BEGIN Material for this task

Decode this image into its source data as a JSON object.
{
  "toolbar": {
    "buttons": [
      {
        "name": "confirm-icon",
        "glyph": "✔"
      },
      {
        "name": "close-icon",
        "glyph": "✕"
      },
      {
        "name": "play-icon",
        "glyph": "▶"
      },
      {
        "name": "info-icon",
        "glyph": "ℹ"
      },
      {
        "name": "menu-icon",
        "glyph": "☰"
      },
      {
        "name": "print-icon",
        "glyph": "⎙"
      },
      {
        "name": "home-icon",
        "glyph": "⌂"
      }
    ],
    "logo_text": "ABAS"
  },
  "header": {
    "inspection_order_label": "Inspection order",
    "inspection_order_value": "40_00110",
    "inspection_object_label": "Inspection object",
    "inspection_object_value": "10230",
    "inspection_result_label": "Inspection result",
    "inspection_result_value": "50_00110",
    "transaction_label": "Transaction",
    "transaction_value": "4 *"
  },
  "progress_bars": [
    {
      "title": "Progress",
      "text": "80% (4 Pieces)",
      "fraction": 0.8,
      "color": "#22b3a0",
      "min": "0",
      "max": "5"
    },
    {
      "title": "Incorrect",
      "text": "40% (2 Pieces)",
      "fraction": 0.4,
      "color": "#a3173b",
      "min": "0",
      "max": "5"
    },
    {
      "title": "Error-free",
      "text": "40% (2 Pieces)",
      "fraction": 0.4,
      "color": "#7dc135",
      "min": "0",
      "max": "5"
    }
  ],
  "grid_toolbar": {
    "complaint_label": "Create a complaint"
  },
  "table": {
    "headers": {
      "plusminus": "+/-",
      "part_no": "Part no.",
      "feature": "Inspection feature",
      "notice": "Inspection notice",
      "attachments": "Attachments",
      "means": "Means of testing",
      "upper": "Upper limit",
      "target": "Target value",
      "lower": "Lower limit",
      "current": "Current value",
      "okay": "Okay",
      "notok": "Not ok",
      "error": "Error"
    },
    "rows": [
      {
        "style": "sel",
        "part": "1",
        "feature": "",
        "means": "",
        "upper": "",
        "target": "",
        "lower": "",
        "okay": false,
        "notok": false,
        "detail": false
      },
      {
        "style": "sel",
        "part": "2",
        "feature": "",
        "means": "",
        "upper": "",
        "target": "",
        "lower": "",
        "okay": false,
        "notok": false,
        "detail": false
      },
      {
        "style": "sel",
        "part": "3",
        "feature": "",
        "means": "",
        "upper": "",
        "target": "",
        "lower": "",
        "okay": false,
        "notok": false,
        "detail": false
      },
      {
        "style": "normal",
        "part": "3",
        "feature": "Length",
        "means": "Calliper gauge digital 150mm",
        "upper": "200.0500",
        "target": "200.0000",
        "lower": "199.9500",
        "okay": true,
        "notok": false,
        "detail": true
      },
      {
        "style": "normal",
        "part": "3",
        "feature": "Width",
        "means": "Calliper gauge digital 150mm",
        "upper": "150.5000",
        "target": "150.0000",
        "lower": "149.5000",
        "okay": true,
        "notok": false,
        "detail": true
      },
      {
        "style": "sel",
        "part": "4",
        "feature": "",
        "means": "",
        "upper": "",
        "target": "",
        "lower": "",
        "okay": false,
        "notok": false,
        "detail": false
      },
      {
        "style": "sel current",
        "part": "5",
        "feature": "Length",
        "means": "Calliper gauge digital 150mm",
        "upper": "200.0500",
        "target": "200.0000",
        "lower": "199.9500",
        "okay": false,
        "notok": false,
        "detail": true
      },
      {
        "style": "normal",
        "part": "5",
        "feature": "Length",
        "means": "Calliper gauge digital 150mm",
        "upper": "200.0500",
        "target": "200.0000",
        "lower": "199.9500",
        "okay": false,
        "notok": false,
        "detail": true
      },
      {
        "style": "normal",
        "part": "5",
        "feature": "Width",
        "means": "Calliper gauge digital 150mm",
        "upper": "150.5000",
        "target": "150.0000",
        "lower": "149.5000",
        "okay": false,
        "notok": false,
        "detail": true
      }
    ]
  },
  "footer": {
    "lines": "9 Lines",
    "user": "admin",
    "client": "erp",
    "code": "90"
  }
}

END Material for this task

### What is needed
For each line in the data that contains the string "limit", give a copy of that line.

### Exercise response
      "upper": "Upper limit",
      "lower": "Lower limit",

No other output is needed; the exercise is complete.